Did you always want to make music?

Music has been it for me since I was young although the context of what I wanted to do has evolved. But I’ve always wanted to be involved in something creative. I’ve never been great with the 9-5 idea although I have great respect for it. I always wanted to pursue something else.

How did the Red Bull Music Academy help you?

It opened my eyes to my potential. You meet guys at the academy whose core equipment may be three machines all in the box but the way they use them makes you think in different ways.

The core ethos of the academy is based on sharing and collaboration. It wasn’t about going in and trying to churn out 15 tracks with x, y and z and hoping you get a chance to work with one of the mentors. It was more focused on learning through other people, being able to collaborate and be in small, creative spaces with for long periods.

How about songwriting?

When you go into the studio everyday it can become semi-formulaic. The academy opens your perspective to different approaches – from sequencing a track to coming up with different drum sounds. It makes you go in new musical directions.

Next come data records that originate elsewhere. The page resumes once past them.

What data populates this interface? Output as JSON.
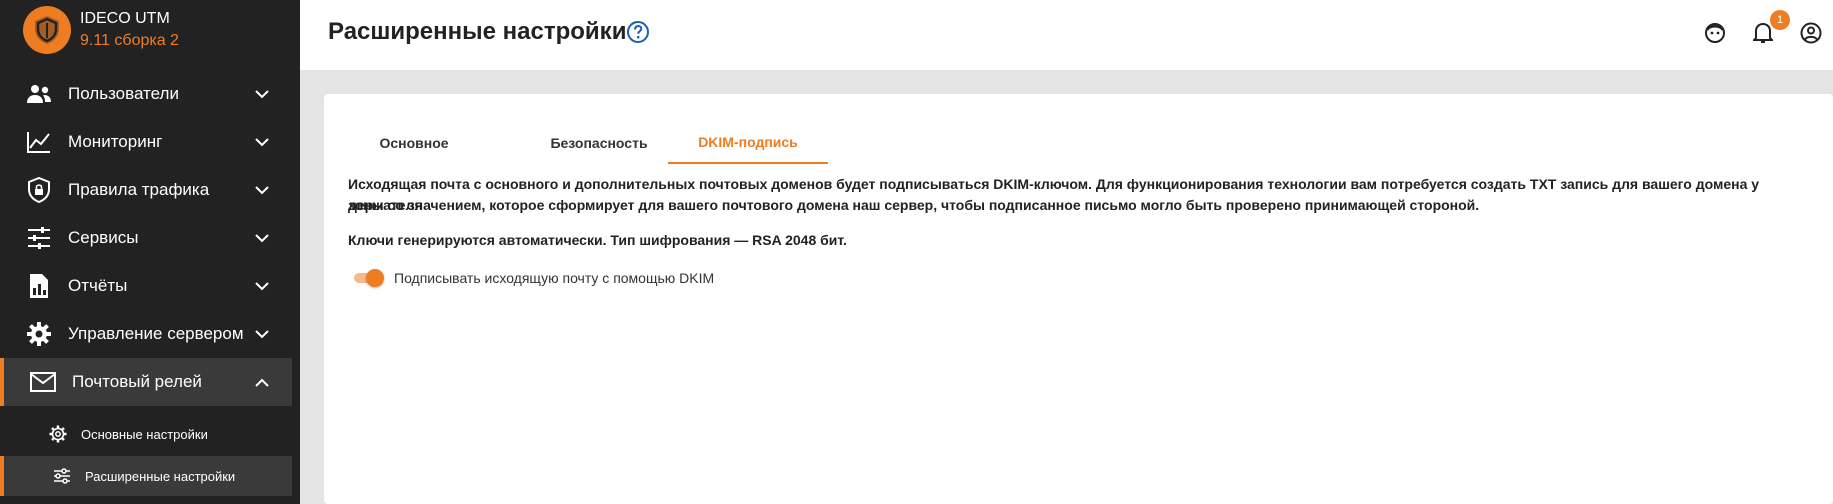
{
  "brand": {
    "name": "IDECO UTM",
    "version": "9.11 сборка 2"
  },
  "sidebar": {
    "items": [
      {
        "label": "Пользователи",
        "icon": "users-icon"
      },
      {
        "label": "Мониторинг",
        "icon": "chart-line-icon"
      },
      {
        "label": "Правила трафика",
        "icon": "shield-lock-icon"
      },
      {
        "label": "Сервисы",
        "icon": "sliders-icon"
      },
      {
        "label": "Отчёты",
        "icon": "report-icon"
      },
      {
        "label": "Управление сервером",
        "icon": "gear-icon"
      },
      {
        "label": "Почтовый релей",
        "icon": "mail-icon",
        "expanded": true
      }
    ],
    "subitems": [
      {
        "label": "Основные настройки",
        "icon": "gear-icon"
      },
      {
        "label": "Расширенные настройки",
        "icon": "sliders-icon",
        "active": true
      }
    ]
  },
  "header": {
    "title": "Расширенные настройки",
    "notification_count": "1"
  },
  "tabs": [
    {
      "label": "Основное"
    },
    {
      "label": "Безопасность"
    },
    {
      "label": "DKIM-подпись",
      "active": true
    }
  ],
  "content": {
    "paragraph1_line1": "Исходящая почта с основного и дополнительных почтовых доменов будет подписываться DKIM-ключом. Для функционирования технологии вам потребуется создать TXT запись для вашего домена у держателя",
    "paragraph1_line2": "зоны со значением, которое сформирует для вашего почтового домена наш сервер, чтобы подписанное письмо могло быть проверено принимающей стороной.",
    "paragraph2": "Ключи генерируются автоматически. Тип шифрования — RSA 2048 бит.",
    "toggle_label": "Подписывать исходящую почту с помощью DKIM",
    "toggle_on": true
  },
  "colors": {
    "accent": "#ee7d22",
    "sidebar_bg": "#222222",
    "help_icon": "#1a5fb4"
  }
}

As a producer I listen to music all the time. Whether it be the new Justin Timberlake track to something from a Oneman mix on Rinse. And that all influences you in some ways. But I found it was when I watched others using fresh studio techniques that it had a lasting impact.

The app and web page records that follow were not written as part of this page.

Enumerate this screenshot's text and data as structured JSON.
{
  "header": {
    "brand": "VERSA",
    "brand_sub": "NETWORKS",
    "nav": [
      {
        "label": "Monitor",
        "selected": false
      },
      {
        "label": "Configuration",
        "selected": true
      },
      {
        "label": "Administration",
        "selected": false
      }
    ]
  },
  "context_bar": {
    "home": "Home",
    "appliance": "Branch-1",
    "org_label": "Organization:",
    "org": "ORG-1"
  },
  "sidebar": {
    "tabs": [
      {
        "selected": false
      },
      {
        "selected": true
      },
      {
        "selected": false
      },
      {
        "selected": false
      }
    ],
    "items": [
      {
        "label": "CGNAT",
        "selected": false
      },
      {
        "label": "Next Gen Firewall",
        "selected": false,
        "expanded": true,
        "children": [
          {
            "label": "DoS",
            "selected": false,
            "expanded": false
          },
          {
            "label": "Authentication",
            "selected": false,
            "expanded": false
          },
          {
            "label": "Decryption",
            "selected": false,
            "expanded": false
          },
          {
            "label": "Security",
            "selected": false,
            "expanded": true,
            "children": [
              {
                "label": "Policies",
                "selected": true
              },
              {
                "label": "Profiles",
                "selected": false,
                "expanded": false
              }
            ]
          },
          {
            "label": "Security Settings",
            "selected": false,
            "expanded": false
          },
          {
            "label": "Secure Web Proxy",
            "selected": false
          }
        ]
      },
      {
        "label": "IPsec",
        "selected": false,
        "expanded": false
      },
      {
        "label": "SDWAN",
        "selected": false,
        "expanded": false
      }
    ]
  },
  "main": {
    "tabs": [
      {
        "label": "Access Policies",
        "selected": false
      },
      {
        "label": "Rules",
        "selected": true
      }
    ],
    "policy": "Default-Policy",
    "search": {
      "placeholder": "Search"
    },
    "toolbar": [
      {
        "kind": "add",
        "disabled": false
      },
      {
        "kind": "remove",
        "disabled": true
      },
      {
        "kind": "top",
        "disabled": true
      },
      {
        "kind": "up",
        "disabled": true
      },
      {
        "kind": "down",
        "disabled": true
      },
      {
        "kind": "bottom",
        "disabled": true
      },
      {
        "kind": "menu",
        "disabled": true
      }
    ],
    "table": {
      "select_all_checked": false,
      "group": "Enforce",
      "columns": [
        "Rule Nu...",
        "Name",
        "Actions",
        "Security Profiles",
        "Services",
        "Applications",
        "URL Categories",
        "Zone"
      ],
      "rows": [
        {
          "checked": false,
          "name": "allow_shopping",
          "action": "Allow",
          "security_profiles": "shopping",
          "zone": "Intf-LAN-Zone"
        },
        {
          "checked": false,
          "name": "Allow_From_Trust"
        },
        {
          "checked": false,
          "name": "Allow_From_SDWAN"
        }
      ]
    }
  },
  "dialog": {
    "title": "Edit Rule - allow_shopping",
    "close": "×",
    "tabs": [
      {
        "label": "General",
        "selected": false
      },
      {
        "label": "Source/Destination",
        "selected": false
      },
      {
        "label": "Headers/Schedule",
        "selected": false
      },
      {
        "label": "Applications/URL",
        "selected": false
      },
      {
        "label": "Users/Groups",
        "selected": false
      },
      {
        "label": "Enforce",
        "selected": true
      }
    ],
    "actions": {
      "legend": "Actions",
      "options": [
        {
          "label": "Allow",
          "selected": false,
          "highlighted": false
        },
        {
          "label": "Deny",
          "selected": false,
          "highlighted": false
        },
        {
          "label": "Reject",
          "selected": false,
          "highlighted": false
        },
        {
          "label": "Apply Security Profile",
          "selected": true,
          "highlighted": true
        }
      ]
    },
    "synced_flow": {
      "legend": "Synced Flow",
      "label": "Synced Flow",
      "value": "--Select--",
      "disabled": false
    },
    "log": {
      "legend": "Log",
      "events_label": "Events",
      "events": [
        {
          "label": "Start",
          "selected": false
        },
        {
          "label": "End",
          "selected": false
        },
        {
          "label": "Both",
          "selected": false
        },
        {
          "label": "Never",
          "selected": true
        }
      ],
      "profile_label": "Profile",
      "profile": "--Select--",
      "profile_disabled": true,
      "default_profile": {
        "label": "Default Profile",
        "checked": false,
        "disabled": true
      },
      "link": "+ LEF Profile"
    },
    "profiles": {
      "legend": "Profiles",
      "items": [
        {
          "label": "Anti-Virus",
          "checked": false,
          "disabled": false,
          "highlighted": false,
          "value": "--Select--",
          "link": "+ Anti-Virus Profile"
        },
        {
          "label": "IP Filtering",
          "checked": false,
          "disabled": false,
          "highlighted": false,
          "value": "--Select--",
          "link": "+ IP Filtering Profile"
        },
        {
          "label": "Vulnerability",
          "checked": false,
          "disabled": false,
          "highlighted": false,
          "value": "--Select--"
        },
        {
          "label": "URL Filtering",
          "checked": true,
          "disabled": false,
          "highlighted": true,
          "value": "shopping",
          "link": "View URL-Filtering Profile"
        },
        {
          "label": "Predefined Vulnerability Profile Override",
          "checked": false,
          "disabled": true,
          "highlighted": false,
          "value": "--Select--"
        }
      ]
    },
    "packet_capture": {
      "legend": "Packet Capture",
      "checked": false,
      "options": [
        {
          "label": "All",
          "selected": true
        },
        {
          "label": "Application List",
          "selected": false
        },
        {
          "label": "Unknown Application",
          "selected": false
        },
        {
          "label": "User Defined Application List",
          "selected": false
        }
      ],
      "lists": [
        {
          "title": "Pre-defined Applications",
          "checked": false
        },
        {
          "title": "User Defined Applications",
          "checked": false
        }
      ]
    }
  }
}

You were raised in Dublin and now live in Manchester – have your surroundings influenced your music?

Moving from Ireland to the UK opened up my perspectives on music. I would never have touched on d’n’b or dubstep when I was in Dublin. Dubstep filtered through via a lot of the hip hop I was listening to. When I started going clubbing in the UK, it was invigorating to see what else was going on.

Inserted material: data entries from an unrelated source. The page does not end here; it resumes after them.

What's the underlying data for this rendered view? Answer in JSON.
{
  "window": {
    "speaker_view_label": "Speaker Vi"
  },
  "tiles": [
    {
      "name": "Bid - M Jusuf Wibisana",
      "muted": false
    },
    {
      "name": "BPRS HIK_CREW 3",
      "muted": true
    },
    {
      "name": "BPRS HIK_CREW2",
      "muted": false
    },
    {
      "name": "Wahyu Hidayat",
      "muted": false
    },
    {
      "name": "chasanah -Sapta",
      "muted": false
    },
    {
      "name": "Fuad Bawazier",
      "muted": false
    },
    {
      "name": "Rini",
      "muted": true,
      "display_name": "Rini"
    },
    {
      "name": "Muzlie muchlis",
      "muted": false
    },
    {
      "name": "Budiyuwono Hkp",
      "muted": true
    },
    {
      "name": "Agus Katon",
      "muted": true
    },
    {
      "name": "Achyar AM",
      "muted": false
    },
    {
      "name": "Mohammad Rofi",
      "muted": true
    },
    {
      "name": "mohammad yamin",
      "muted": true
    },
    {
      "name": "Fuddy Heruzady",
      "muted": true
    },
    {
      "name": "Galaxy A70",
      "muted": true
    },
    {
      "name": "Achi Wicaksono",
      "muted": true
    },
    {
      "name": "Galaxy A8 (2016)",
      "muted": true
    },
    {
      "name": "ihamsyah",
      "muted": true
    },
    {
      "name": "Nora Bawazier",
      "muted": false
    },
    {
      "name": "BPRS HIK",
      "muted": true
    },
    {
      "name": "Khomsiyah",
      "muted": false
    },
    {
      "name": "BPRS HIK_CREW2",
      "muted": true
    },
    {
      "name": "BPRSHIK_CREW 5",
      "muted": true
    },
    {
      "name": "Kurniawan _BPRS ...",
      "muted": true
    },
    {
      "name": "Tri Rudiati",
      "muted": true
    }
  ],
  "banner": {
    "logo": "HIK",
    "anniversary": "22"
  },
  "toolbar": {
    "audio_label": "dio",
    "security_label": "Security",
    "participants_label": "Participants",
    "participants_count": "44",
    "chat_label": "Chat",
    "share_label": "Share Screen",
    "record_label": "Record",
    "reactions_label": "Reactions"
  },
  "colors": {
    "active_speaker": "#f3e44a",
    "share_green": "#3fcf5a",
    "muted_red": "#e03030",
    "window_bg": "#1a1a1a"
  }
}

I’m lucky to be surrounded by a lot of creative people in Manchester. I might be having a real funk in the studio for three or four weeks and all it will take is a coffee with peers of mine to regenerates my creative juices. That's been the biggest influence on my sound.

I’ll see Jon K from Hoya Hoya DJing and he’ll play something I’ve never heard before and it’ll push me towards something different. Me, Jon and Matt [Lone] will meet up for a brew and we’ll start with a fart gag and end with discussion about studio. There’s no smoke or mirrors when you hit a creative slump. Everyone is willing to help each other out.

Which do you prefer - DJing or producing?

Making music is definitely the most creatively satisfying. DJing is a different feeling. I find that when I’m making music my ideas are a lot more there. I DJ a lot and find it a challenge to break out of tried and tested formulas. You’ve got to remind yourself to keep it fresh.

Does your DJing impact your productions?

I rarely play my own music out - I need to change this because I find people complaining. Which is surprising! I don’t go into the studio to make dancefloor bangers. But the music I make I like to keep different all the time. I might be making a slow jam one day, then something more upbeat and housey.

Which songs are you most proud of so far?

Generally everything – not in an arrogant sense but I wouldn't have released it unless I was happy with the songs. I’m really pleased with Addiction, the tune I’ve done with Jenna G. I spent a lot of the last year releasing house records for my own stimulation but I never wanted to be pigeonholed. I wanted to do more pop disco kind of stuff which is where it came from. I don’t want to be known as someone only capable of doing one thing.

Was it a natural connection with you and Jenna on the record?

Jenna is a beast. She’s so easy to work with and we’ve got a great rapport. She’s been around for a minute, and knows how to approach a song incredibly naturally. We started Addiction at the end of a session. We just threw it out there and didn’t really love it. Two or three months later we were like ‘wow’. We locked it down in a day.

What’s next for you?

I’m doing a follow up to Addiction with a singer called Yasmine and a Donna Summer remix. The Donna Summer. Rest in Peace. I’m trying to focus on the new records reaching their full potential. Once they’re done, I can assess where I’m at and whether it’s album time.